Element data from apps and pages

####################

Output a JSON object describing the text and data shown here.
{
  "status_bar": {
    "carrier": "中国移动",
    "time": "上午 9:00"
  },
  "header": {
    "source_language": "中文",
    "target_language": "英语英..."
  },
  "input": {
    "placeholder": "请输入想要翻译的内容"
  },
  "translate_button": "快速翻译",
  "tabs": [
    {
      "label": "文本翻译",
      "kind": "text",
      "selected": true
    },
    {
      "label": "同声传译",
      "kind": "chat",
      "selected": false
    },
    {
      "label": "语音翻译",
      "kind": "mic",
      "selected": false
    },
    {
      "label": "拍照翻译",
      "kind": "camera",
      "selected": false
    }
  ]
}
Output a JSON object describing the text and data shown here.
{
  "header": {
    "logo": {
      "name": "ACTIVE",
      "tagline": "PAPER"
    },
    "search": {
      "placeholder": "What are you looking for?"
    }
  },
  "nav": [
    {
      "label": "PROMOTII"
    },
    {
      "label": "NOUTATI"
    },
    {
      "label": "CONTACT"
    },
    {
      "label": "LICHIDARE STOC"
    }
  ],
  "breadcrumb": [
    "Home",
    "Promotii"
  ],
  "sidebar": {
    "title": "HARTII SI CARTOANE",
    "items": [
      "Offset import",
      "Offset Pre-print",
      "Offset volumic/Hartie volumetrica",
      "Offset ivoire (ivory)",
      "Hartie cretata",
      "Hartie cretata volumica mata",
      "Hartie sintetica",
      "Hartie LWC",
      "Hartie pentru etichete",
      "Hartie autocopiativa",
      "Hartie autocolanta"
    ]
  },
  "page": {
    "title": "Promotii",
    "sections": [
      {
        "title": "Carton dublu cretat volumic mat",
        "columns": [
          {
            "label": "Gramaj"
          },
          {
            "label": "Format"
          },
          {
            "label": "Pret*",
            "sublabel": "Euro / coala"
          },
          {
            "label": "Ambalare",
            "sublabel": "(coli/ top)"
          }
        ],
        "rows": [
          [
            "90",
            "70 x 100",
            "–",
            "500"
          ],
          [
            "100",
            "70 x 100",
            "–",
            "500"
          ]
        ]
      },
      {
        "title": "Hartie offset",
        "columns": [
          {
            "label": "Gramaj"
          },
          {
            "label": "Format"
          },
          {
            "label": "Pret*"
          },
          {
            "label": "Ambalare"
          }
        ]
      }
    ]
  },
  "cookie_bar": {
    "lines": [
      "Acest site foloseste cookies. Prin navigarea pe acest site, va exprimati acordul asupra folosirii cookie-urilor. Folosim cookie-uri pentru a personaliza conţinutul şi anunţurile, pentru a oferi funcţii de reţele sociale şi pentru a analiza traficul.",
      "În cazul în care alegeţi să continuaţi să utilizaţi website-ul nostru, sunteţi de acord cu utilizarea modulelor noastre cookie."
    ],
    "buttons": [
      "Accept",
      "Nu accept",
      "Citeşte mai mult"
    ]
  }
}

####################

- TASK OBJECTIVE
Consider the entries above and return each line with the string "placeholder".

- ANSWER SPACE
    "placeholder": "请输入想要翻译的内容"
      "placeholder": "What are you looking for?"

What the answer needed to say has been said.